Eventually, we arrive at a very important part of the poem, the first “Only There”. This point initially appears to be the conclusion of the poem—if the first line “How one loves these wide horizons” is the antecedent, then “Only There…” appears to be the consequence. But it is not! However, now the poet has your attention, and she takes you on one last important detour before the final conclusion of the poem.
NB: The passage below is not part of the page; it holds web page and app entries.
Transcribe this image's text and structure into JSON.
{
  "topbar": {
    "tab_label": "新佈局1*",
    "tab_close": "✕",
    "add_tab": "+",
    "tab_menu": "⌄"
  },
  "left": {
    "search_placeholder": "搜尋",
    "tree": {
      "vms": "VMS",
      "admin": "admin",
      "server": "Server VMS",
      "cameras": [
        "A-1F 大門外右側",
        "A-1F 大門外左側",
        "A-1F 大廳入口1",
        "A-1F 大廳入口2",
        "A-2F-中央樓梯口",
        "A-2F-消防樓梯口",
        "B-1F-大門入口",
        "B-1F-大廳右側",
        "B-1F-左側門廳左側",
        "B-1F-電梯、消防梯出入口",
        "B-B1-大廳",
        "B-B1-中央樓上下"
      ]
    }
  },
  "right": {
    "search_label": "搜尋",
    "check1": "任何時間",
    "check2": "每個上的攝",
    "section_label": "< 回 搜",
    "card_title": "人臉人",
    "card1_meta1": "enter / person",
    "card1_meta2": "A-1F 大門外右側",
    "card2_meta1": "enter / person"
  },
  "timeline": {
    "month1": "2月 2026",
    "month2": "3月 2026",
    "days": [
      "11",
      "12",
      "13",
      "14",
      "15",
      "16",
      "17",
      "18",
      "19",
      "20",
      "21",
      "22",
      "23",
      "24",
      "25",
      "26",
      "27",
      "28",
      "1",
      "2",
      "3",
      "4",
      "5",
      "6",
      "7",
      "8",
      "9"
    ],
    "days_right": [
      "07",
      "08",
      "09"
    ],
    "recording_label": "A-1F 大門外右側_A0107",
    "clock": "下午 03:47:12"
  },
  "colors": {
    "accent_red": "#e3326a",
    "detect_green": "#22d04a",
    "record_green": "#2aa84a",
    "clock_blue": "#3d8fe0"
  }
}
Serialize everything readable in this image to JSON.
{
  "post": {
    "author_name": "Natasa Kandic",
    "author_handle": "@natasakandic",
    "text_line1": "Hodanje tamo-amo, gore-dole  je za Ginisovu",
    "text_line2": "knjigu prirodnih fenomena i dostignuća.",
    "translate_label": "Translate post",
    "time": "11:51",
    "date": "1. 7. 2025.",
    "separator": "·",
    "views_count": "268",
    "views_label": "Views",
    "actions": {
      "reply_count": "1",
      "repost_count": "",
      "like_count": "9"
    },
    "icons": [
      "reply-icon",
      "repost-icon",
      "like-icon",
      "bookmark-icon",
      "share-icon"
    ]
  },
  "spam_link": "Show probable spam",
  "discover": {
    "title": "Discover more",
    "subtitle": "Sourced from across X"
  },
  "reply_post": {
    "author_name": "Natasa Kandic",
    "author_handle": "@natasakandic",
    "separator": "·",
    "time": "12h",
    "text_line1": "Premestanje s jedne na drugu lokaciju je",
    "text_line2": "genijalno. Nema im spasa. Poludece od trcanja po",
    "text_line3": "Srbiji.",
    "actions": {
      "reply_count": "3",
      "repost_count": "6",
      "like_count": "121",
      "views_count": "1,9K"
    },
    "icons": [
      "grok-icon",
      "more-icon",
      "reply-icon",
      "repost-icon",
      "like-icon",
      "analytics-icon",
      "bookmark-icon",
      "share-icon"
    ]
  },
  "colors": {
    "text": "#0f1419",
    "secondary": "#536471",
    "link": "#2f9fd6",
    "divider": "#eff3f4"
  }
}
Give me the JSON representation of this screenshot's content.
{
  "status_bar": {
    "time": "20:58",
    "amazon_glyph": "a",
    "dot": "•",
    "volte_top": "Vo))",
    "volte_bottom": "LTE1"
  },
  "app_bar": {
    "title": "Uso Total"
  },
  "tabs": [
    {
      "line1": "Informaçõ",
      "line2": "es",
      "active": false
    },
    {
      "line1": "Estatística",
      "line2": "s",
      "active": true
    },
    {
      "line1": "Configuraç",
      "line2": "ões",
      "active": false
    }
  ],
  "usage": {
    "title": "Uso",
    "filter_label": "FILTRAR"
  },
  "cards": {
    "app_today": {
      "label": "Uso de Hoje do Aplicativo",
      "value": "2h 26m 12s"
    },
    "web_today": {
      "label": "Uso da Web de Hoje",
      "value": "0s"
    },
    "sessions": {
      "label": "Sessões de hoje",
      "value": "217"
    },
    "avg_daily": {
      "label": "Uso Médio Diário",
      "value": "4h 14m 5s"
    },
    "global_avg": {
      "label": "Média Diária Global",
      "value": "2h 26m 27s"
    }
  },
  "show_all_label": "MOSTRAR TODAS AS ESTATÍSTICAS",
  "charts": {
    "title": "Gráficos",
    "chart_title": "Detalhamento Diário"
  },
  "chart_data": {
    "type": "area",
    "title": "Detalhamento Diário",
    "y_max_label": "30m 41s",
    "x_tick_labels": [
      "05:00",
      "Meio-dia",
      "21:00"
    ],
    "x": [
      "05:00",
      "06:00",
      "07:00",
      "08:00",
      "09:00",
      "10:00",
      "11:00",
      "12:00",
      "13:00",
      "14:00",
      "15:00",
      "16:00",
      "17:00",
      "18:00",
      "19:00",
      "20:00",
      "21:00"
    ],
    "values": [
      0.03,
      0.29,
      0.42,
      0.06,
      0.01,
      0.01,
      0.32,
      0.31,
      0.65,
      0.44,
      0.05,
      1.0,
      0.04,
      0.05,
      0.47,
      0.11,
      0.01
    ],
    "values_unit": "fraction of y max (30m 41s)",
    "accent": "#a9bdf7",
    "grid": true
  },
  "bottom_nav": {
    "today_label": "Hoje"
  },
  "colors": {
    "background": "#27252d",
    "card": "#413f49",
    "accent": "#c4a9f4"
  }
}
I pull the same trick musically. Initially, it seems like the music set to the first “Only There” is going to be conclusive—we’ve arrived at an important major (and non-pentatonic) chord (as the result of a V/V – V – I harmonic progression), however, we are still in the wrong key (F# instead of G)! When used in a sonata form, this is called a false return—we are purposely misled into thinking we are at the end of the piece when we are not. This fake ending, however, also provides an extra dose of satisfaction when we eventually do arrive—our ears can also “be assuaged and rest”!
To help choirs prepare, here are several recordings of The Plains. Please note that your director will likely choose different tempos, and conduct tempo changes differently than on these recordings. These recordings are not authoritative, but rather are a useful aid for learning notes and for getting a feel for the piece. As always, keep one eye up and follow your director!
Note that in some of these recordings (i.e. the Soprano only, Alto only, etc.), long rests are shortened to about 3 seconds.
Please note that these recordings are protected by copyright—please do not post them to other web sites, and if you wish to link to these recordings, please link to this page, not directly to the MP3 file. If you’ve purchased an adequate number of octavos for your group, you may burn an audio CD with the relevant tracks for your members to use in preparing the music.